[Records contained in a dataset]
***

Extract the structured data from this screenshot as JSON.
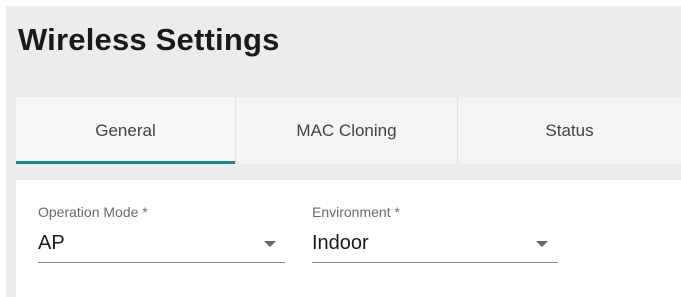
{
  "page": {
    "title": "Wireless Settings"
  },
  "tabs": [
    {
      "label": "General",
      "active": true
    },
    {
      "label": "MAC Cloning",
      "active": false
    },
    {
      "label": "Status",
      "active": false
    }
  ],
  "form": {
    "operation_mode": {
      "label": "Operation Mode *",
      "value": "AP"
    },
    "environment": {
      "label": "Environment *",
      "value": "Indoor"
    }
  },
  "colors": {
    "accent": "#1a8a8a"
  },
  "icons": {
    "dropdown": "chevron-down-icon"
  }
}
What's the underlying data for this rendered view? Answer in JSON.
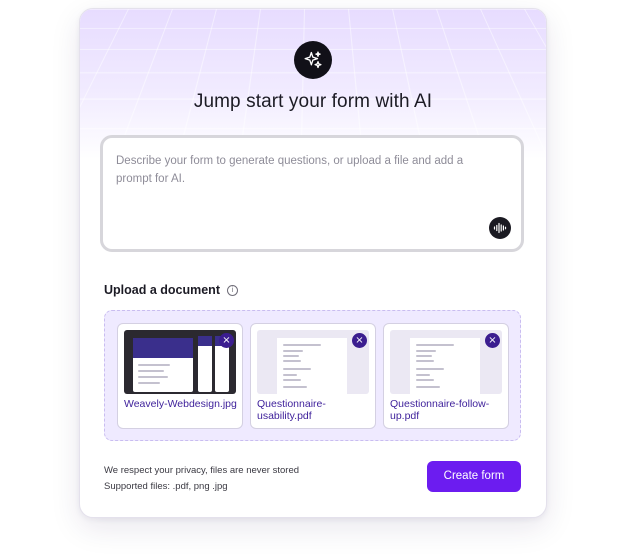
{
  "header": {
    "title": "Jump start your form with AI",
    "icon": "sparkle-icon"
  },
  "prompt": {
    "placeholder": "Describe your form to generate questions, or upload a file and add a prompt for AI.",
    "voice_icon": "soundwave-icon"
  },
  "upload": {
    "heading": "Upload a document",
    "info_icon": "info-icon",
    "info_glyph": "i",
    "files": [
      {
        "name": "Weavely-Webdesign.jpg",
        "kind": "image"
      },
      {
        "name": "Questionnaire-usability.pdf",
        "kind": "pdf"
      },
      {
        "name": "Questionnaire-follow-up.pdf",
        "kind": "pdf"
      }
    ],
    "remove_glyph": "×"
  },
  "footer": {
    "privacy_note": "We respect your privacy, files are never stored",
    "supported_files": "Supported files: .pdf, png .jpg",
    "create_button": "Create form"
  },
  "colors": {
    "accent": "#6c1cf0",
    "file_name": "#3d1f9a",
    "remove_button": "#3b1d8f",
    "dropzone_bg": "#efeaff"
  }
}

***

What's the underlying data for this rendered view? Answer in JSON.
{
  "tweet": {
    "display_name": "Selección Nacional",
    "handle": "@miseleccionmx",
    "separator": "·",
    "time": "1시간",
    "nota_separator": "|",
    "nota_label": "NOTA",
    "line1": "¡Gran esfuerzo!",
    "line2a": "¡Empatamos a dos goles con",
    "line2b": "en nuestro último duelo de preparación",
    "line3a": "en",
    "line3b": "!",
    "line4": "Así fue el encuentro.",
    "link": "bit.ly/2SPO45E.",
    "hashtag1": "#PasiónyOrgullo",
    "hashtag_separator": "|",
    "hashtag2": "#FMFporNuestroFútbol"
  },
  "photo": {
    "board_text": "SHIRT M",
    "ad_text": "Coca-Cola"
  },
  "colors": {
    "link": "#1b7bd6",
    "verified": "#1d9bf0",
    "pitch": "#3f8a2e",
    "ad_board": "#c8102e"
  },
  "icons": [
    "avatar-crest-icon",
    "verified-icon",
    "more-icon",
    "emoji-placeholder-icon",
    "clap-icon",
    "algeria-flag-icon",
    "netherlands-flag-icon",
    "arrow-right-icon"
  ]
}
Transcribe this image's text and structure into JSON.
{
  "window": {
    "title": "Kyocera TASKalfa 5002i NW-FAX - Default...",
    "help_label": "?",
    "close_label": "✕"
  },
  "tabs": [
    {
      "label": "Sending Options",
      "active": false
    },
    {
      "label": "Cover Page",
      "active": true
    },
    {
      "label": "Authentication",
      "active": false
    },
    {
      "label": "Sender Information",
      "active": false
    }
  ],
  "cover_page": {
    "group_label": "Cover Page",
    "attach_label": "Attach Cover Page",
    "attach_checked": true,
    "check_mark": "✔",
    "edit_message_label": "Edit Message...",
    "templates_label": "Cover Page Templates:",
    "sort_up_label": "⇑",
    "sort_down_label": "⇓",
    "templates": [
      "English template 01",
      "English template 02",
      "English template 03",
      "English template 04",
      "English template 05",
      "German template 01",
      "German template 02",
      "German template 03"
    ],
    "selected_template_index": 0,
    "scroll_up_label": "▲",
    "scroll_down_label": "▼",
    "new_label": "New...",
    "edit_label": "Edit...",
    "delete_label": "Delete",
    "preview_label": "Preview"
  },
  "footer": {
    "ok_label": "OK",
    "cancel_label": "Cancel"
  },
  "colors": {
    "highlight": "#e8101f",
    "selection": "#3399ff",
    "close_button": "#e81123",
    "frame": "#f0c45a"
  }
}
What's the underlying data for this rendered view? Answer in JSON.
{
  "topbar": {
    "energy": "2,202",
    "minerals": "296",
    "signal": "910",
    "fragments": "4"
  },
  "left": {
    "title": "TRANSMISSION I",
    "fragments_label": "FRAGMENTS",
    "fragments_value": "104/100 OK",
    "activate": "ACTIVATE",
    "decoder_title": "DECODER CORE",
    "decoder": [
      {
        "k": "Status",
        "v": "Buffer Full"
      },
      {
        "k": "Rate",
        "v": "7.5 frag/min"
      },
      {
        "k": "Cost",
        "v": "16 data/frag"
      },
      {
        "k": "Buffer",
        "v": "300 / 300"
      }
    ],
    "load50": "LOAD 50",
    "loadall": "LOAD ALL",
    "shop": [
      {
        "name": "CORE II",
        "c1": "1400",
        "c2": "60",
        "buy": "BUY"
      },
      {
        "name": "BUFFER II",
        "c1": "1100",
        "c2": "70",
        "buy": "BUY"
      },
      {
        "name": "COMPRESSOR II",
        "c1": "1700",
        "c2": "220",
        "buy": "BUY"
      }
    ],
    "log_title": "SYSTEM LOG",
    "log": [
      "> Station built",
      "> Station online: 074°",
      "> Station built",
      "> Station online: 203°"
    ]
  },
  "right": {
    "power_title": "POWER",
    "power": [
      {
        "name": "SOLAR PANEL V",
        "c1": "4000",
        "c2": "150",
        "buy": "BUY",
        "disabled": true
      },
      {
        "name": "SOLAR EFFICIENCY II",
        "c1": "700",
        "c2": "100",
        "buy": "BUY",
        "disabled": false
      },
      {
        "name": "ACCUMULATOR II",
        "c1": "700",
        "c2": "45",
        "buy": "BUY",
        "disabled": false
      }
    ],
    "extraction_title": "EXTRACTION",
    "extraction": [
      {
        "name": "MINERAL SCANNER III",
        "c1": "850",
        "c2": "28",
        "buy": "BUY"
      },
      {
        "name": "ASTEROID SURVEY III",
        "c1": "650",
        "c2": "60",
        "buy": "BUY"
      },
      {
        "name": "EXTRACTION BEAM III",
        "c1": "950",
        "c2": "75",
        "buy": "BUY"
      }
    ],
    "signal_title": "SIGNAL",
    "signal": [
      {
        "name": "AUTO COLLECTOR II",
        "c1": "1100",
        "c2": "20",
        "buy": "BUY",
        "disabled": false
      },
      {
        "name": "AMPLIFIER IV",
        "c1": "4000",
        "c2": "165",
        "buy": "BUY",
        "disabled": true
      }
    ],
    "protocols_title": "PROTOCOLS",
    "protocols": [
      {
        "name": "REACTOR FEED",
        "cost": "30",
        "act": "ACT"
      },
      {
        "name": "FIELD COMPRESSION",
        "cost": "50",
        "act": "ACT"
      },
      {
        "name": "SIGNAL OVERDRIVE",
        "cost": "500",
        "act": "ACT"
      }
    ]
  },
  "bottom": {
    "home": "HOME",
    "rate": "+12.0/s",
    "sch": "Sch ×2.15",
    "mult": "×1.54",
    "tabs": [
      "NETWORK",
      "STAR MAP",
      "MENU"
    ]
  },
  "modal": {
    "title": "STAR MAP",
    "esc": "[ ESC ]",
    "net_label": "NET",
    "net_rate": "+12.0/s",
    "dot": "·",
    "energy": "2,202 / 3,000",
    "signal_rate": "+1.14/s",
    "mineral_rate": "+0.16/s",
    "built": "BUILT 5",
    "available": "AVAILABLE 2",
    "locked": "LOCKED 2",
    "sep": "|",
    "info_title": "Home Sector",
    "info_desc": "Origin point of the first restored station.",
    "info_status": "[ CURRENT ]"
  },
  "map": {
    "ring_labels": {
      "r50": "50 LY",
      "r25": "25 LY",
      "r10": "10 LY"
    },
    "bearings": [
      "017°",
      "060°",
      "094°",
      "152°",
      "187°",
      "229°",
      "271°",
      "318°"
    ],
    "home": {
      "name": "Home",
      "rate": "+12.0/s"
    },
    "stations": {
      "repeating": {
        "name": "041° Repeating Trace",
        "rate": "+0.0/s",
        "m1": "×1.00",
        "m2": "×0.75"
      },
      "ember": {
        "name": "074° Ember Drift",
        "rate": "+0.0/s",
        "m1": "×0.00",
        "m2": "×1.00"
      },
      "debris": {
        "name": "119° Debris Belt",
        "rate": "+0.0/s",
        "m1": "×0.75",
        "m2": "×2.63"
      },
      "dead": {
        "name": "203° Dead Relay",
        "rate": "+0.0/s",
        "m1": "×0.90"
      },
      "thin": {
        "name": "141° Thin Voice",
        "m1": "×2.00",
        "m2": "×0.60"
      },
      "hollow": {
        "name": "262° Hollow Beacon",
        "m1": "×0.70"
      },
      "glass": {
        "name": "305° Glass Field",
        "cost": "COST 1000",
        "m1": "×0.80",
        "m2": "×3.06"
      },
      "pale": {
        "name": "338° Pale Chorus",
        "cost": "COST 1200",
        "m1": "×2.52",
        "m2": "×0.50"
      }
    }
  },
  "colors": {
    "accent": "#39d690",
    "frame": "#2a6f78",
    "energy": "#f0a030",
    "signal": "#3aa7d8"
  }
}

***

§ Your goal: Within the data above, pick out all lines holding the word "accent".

§ Exercise response:
    "accent": "#1a8a8a"
    "accent": "#6c1cf0",
    "accent": "#39d690",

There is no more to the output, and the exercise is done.